A true miniature song cycle, Kunsemüller’s Three Songs works on a number of levels. There is a conscious progression of keys, as each song functions as the subdominant to the next. There is also a progression of moods: the stolid catechism of The Song of the Tower Watchman is haunted with doubt, Landscape presents a more diaphanous texture and volatile mood, and the closing Genre Painting offers gentle humor. The songs are full of individual detail. In tribute to the dedicatee, Bach’s “Wachet auf” is the horn’s cantus firmus to the Watchman’s vocal contribution (the contrast of chorale melody and chromatic solo line reminiscent of Peter Cornelius’ Die Könige), the Bach transformed into a lilting 6/8 meter. In Landscape the shift from the forest floor to gleaming moonlight is portrayed with a sudden, surprising shift from D-flat major to F-sharp minor, and muted horn accompanies the last quiet stanza.* To add a mocking touch to the page’s frustration in Genre Painting, the composer employed chromatic dissonance on words like “quält” (“tortured”). The song ends with echo effects in the horn as the page’s song resounds “over hill and dale.” The Neusser Zeitung cited Kunsemüller’s songs for “their melodic and rhythmic wealth, a sunny cheerfulness that does not preclude moments of asperity and detachment…”

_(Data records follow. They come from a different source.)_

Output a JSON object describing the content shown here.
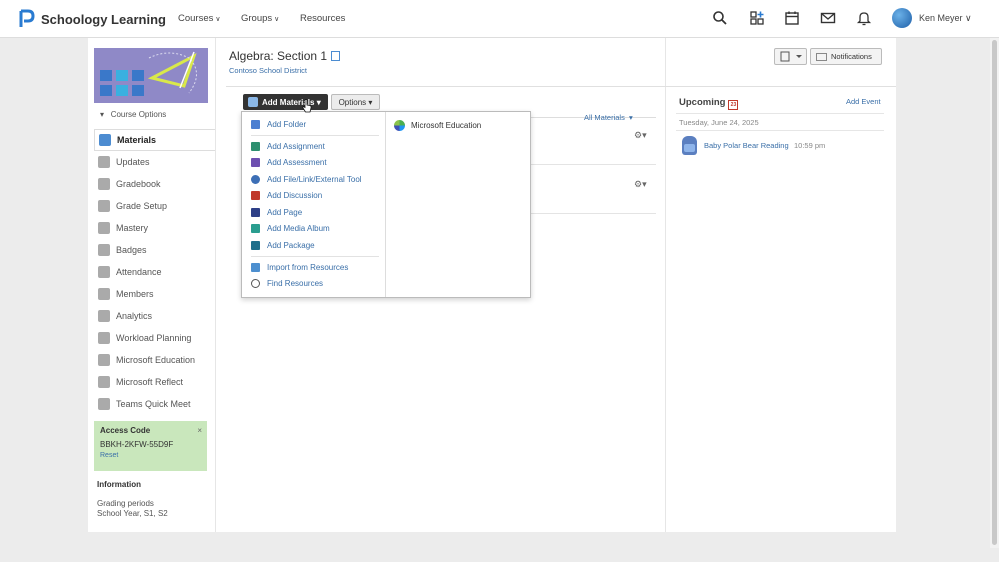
{
  "nav": {
    "brand": "Schoology Learning",
    "items": [
      {
        "label": "Courses",
        "caret": "∨"
      },
      {
        "label": "Groups",
        "caret": "∨"
      },
      {
        "label": "Resources",
        "caret": ""
      }
    ],
    "icons": [
      "search-icon",
      "apps-icon",
      "calendar-icon",
      "messages-icon",
      "bell-icon"
    ],
    "user_name": "Ken Meyer",
    "user_caret": "∨"
  },
  "sidebar": {
    "course_options": "Course Options",
    "items": [
      {
        "label": "Materials",
        "active": true
      },
      {
        "label": "Updates"
      },
      {
        "label": "Gradebook"
      },
      {
        "label": "Grade Setup"
      },
      {
        "label": "Mastery"
      },
      {
        "label": "Badges"
      },
      {
        "label": "Attendance"
      },
      {
        "label": "Members"
      },
      {
        "label": "Analytics"
      },
      {
        "label": "Workload Planning"
      },
      {
        "label": "Microsoft Education"
      },
      {
        "label": "Microsoft Reflect"
      },
      {
        "label": "Teams Quick Meet"
      }
    ],
    "access": {
      "title": "Access Code",
      "code": "BBKH-2KFW-55D9F",
      "reset": "Reset",
      "close": "×"
    },
    "info": {
      "title": "Information",
      "grading_label": "Grading periods",
      "grading_value": "School Year, S1, S2"
    }
  },
  "main": {
    "title": "Algebra: Section 1",
    "school": "Contoso School District",
    "add_materials": "Add Materials",
    "options": "Options",
    "filter": "All Materials",
    "dropdown": {
      "left": [
        {
          "label": "Add Folder",
          "color": "#4c7fd1"
        },
        {
          "label": "Add Assignment",
          "color": "#2d8f6f"
        },
        {
          "label": "Add Assessment",
          "color": "#6d4fb0"
        },
        {
          "label": "Add File/Link/External Tool",
          "color": "#3d6fb6"
        },
        {
          "label": "Add Discussion",
          "color": "#c0392b"
        },
        {
          "label": "Add Page",
          "color": "#2e3f87"
        },
        {
          "label": "Add Media Album",
          "color": "#2a9d8f"
        },
        {
          "label": "Add Package",
          "color": "#1f6f8b"
        },
        {
          "label": "Import from Resources",
          "color": "#4d8fcf"
        },
        {
          "label": "Find Resources",
          "color": "#555555"
        }
      ],
      "right": [
        {
          "label": "Microsoft Education"
        }
      ]
    }
  },
  "right": {
    "notifications": "Notifications",
    "upcoming_title": "Upcoming",
    "calendar_day": "23",
    "add_event": "Add Event",
    "date": "Tuesday, June 24, 2025",
    "event": {
      "name": "Baby Polar Bear Reading",
      "time": "10:59 pm"
    }
  },
  "colors": {
    "accent": "#3a6fa8",
    "access_bg": "#c9e7bc",
    "dark_button": "#333333"
  }
}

The horn’s contribution to the Three Songs is technically modest, with a conservative range of just over two octaves. The emphasis on the instrument’s sonorous middle register was no accident. Cologne, where Kunsemüller heard three concert seasons of the Gürzenich Orchestra while a student, remained a stronghold of F horn playing (though hornists in southern Germany, led by Franz Strauss and his pupils, had increasingly favored the more reliable harmonics of the higher B-flat horn). The F instrument, with its premium on sound quality in the middle register, was used by Cologne’s solo hornist Ernst Ketz at the end of the 19th century on the most difficult modern literature (a regular in the Bayreuth section as well, Ketz had played the first horn part on the Cologne world premiere of Till Eulenspiegel). Cologne third hornist Richard Tornhauer defended the F horn’s attributes in print in the Deutsche Musiker-Zeitung, and at the Cologne world premiere of Mahler’s 5th Symphony in 1905 the difficult Scherzo horn obbligato was played by Max Hess on an F horn.

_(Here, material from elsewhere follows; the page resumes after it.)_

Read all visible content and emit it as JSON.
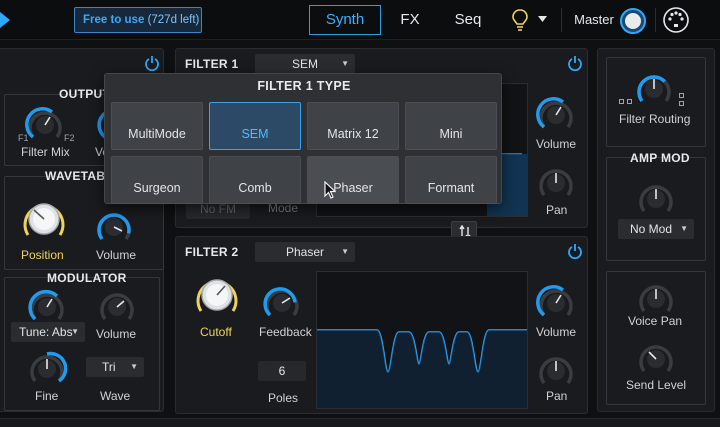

This publication represents the only work of the composer currently in print, and hornists have an opportunity to bring what scholar Michael Kube called the “highly personal musical language” of Ernst Kunsemüller back from its premature silence.